# Problem

This is an interview question my friend asked me since she messed up with it. To be more specific,

What is the resulting distribution when a Gaussian $$\mathcal{N}(\mu, \sigma^2)$$ is transformed by Sigmoid $$t(x)=\frac{1}{1+e^{-x}}$$.

I tried to derive and got the following \begin{aligned} \log y&=x-\log (1+e^x)\\ x&=\frac{1}{\sqrt{2\pi\sigma}}\exp(-\frac{(x-\mu)^2}{2\sigma^2}) \end{aligned} But the $$\log(\cdot)$$ seems to be intractable when I plug $$x$$ in.

I also tried to simulate this process and got It seems that the resulting distribution is still Gaussian (with some elevation and shrinking in magnitude). But I still would like to know the theoretical derivation.

Could someone help me and my friend? Thank you in advance.

• 1. Your question (specifically the quoted part) uses the same symbol ($\sigma$) for two entirely different things. This will likely lead to disaster. 2. By "passed through" I take it you mean "transformed by", i.e. if $X\sim N(\mu,\sigma^2)$ you're seeking the density of $Y=t(X)$ where $t(x) = 1/[1+\exp(-x)]$? – Glen_b -Reinstate Monica Nov 8 '19 at 4:43
• @Glen_b Sorry about the confusion. Will update the question. – Mr.Robot Nov 8 '19 at 4:47
• Do you seek methodology (how do I compute the density of a transformed random variable?) or just the answer -- it's (a well known distribution with its own wikipedia page and many questions about it on site). – Glen_b -Reinstate Monica Nov 8 '19 at 4:49
• @Glen_b I didn't know this. Could you provide a pointer to this page. Also, it would be great if you could help me with the derivation. – Mr.Robot Nov 8 '19 at 4:52
• 1. An example of a previous question is here: Distribution of a logit transform of a normal random variable 2. Wikipedia on How to transform random variables 3. Wikipedia on the resulting distribution, the logit-normal – Glen_b -Reinstate Monica Nov 8 '19 at 5:05

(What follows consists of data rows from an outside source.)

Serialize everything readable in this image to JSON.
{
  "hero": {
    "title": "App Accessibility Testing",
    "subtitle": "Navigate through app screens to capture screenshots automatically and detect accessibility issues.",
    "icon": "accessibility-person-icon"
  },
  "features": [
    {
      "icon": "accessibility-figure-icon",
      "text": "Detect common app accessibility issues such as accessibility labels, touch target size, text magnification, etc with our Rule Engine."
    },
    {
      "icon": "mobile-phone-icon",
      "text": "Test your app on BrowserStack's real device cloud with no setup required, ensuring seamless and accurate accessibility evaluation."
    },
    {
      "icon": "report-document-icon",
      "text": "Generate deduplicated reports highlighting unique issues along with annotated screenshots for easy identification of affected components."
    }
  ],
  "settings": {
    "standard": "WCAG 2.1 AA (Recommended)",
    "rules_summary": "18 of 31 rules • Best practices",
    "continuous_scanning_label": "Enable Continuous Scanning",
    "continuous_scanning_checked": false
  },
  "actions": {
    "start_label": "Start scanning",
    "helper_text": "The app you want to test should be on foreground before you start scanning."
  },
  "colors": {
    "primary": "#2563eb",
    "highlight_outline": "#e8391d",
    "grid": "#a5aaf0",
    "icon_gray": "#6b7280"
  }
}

Hint: Let $$Y$$ be the random variable obtained by taking a sigmoid of a normal random variable, $$X$$.
This means that $$\operatorname{logit}(Y)$$ is normal. We might call this a ______ normal random variable.
Here is a another hint: If $$\log(Y)$$ is normal, we call $$Y$$ a log normal distribution. Can you apply the same naming scheme to your problem?